[What to work on]
Count how many lines in the entries below hold the string "text", and respond with that number only.

##### Records

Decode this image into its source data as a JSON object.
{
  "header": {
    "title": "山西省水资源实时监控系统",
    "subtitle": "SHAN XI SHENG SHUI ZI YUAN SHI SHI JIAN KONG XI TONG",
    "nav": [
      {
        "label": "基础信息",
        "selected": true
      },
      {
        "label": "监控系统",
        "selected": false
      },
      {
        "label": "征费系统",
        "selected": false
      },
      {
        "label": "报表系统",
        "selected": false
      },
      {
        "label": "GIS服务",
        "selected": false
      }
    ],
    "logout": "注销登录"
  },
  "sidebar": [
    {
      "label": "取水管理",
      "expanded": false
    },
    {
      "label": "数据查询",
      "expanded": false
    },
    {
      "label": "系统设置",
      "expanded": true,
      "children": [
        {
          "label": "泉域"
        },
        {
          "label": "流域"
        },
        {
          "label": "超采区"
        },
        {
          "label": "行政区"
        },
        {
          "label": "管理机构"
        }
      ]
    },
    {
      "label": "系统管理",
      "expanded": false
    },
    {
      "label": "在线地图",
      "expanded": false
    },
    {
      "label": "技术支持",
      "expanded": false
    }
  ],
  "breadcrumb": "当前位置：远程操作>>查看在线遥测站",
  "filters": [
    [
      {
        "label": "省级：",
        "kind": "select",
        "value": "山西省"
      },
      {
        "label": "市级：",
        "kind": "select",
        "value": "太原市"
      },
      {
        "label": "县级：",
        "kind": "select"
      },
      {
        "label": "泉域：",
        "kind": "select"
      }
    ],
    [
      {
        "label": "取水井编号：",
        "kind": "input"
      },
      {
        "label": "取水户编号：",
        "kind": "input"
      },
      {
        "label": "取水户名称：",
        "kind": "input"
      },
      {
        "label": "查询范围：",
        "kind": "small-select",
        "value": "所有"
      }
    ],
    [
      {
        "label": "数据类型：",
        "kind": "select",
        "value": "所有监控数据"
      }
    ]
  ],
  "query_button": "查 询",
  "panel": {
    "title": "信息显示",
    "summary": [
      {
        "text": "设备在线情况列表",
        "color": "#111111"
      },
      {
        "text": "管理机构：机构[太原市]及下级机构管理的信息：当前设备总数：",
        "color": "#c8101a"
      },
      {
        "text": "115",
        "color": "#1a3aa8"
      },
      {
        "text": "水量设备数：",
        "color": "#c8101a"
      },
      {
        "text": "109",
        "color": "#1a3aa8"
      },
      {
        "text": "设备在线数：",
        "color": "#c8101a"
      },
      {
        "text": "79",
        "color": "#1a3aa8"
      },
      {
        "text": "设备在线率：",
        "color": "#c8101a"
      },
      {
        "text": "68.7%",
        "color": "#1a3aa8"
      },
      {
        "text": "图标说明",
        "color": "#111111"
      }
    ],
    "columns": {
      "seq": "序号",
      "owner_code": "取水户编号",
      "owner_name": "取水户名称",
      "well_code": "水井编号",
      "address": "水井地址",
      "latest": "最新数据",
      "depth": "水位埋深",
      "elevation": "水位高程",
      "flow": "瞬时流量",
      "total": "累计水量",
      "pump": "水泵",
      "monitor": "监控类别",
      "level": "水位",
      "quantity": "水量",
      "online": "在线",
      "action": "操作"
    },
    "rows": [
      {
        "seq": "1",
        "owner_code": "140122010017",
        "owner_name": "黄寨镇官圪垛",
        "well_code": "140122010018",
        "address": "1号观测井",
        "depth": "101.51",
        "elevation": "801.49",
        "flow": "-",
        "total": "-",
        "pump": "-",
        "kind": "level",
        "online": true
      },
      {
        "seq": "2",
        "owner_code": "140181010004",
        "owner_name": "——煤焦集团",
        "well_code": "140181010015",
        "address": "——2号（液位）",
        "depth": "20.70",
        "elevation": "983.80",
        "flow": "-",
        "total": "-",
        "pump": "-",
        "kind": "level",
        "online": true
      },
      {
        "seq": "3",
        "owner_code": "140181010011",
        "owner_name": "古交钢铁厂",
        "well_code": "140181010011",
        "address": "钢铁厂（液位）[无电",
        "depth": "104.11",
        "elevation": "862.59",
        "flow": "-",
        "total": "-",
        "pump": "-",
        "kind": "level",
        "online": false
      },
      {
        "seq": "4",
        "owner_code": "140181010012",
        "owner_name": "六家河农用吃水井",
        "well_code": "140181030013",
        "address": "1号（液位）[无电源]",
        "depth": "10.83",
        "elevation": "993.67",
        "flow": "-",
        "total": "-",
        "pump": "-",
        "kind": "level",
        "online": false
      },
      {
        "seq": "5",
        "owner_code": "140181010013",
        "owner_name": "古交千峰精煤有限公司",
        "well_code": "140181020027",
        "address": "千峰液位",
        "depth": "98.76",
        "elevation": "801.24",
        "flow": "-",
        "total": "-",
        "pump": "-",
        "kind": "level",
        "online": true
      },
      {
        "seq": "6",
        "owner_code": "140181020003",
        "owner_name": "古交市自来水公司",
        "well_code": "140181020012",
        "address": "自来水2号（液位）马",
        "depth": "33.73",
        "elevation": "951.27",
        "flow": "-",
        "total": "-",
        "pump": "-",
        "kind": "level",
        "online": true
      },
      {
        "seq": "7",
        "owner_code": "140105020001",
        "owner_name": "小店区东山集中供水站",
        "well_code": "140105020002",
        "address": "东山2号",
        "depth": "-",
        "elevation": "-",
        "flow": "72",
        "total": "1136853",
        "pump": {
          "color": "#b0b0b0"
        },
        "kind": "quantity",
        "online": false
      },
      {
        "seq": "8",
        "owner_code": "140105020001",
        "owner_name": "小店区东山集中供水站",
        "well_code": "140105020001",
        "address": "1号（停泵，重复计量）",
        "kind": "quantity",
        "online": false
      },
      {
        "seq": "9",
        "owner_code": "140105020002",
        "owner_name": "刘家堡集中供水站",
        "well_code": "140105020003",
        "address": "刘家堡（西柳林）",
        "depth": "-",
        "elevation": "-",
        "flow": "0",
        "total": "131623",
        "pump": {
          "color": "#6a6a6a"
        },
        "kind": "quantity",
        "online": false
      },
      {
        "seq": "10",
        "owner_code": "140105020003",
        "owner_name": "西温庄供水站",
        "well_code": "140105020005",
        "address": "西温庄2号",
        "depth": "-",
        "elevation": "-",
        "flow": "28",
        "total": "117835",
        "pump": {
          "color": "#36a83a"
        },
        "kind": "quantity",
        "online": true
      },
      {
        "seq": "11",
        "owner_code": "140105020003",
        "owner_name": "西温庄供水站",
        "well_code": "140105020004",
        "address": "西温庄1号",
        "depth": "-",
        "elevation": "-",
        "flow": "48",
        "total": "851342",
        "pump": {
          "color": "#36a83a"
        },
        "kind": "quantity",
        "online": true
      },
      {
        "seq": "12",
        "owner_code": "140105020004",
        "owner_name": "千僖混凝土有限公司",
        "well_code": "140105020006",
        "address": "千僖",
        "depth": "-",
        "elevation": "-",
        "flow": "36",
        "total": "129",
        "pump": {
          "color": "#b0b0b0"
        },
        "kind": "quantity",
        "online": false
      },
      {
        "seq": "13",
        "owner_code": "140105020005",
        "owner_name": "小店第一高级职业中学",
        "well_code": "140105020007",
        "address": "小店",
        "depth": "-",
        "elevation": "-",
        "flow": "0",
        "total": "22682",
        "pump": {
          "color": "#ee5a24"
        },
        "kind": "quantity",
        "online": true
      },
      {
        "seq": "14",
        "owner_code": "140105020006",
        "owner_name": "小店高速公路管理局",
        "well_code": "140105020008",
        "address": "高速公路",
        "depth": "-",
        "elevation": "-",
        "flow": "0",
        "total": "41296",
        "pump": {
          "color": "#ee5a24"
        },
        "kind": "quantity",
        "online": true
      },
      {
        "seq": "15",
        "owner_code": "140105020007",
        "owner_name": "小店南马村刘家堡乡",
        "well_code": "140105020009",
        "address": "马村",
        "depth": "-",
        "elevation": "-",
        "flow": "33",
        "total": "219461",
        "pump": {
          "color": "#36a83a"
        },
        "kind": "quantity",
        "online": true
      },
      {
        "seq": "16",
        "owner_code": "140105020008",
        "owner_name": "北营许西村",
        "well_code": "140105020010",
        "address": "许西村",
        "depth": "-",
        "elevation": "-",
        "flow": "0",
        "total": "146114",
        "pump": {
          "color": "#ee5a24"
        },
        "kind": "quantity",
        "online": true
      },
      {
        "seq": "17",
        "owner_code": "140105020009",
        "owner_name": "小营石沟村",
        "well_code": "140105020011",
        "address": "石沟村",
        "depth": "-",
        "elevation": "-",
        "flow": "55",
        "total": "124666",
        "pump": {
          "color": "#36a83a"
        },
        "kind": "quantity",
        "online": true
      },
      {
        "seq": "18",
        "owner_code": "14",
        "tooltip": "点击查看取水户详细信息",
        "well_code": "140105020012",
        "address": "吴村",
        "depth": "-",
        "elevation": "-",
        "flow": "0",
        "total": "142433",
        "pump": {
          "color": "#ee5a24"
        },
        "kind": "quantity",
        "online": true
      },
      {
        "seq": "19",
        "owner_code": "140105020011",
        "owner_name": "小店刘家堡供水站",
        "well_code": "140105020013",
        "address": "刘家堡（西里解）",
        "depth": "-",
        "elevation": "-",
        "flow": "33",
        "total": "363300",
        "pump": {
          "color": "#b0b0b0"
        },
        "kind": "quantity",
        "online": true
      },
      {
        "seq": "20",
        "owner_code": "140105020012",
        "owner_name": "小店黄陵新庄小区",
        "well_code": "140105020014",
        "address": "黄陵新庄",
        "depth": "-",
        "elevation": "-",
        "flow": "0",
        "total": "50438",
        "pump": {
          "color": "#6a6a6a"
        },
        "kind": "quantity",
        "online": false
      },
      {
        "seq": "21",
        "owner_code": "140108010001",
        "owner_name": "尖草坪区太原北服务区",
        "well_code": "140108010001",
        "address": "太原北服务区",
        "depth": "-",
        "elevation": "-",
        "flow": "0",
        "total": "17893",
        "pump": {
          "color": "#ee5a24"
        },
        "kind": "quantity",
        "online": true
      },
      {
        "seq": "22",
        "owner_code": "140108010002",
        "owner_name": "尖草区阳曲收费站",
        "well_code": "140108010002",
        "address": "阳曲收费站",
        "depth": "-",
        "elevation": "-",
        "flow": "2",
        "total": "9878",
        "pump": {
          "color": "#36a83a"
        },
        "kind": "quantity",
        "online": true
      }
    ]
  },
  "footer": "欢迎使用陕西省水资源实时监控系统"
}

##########

[Output of the task]
10